■ What is being asked ■
Each record should appear again in the response exactly as it does in the original.

Excerpts from an interface dataset
◆ ◆ ◆

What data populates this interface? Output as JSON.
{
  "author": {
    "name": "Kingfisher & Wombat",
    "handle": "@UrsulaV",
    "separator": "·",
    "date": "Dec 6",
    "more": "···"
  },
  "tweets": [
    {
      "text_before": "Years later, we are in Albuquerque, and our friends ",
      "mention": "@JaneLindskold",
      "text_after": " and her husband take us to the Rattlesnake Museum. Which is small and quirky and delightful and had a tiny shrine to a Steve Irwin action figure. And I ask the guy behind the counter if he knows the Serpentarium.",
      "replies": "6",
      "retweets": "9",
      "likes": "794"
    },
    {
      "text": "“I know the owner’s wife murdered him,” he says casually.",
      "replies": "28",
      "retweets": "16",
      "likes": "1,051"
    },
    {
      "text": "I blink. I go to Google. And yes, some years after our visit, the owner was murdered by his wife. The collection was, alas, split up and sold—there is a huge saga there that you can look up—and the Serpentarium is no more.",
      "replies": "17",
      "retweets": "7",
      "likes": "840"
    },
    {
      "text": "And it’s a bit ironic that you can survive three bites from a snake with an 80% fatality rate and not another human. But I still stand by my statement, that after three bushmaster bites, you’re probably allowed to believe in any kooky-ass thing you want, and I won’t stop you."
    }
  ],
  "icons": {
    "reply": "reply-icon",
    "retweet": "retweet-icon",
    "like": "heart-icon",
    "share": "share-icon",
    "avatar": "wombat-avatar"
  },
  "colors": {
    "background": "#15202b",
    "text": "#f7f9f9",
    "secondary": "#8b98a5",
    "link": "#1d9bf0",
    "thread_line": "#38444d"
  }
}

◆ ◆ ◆

■ Finished task ■
What data populates this interface? Output as JSON.
{
  "author": {
    "name": "Kingfisher & Wombat",
    "handle": "@UrsulaV",
    "separator": "·",
    "date": "Dec 6",
    "more": "···"
  },
  "tweets": [
    {
      "text_before": "Years later, we are in Albuquerque, and our friends ",
      "mention": "@JaneLindskold",
      "text_after": " and her husband take us to the Rattlesnake Museum. Which is small and quirky and delightful and had a tiny shrine to a Steve Irwin action figure. And I ask the guy behind the counter if he knows the Serpentarium.",
      "replies": "6",
      "retweets": "9",
      "likes": "794"
    },
    {
      "text": "“I know the owner’s wife murdered him,” he says casually.",
      "replies": "28",
      "retweets": "16",
      "likes": "1,051"
    },
    {
      "text": "I blink. I go to Google. And yes, some years after our visit, the owner was murdered by his wife. The collection was, alas, split up and sold—there is a huge saga there that you can look up—and the Serpentarium is no more.",
      "replies": "17",
      "retweets": "7",
      "likes": "840"
    },
    {
      "text": "And it’s a bit ironic that you can survive three bites from a snake with an 80% fatality rate and not another human. But I still stand by my statement, that after three bushmaster bites, you’re probably allowed to believe in any kooky-ass thing you want, and I won’t stop you."
    }
  ],
  "icons": {
    "reply": "reply-icon",
    "retweet": "retweet-icon",
    "like": "heart-icon",
    "share": "share-icon",
    "avatar": "wombat-avatar"
  },
  "colors": {
    "background": "#15202b",
    "text": "#f7f9f9",
    "secondary": "#8b98a5",
    "link": "#1d9bf0",
    "thread_line": "#38444d"
  }
}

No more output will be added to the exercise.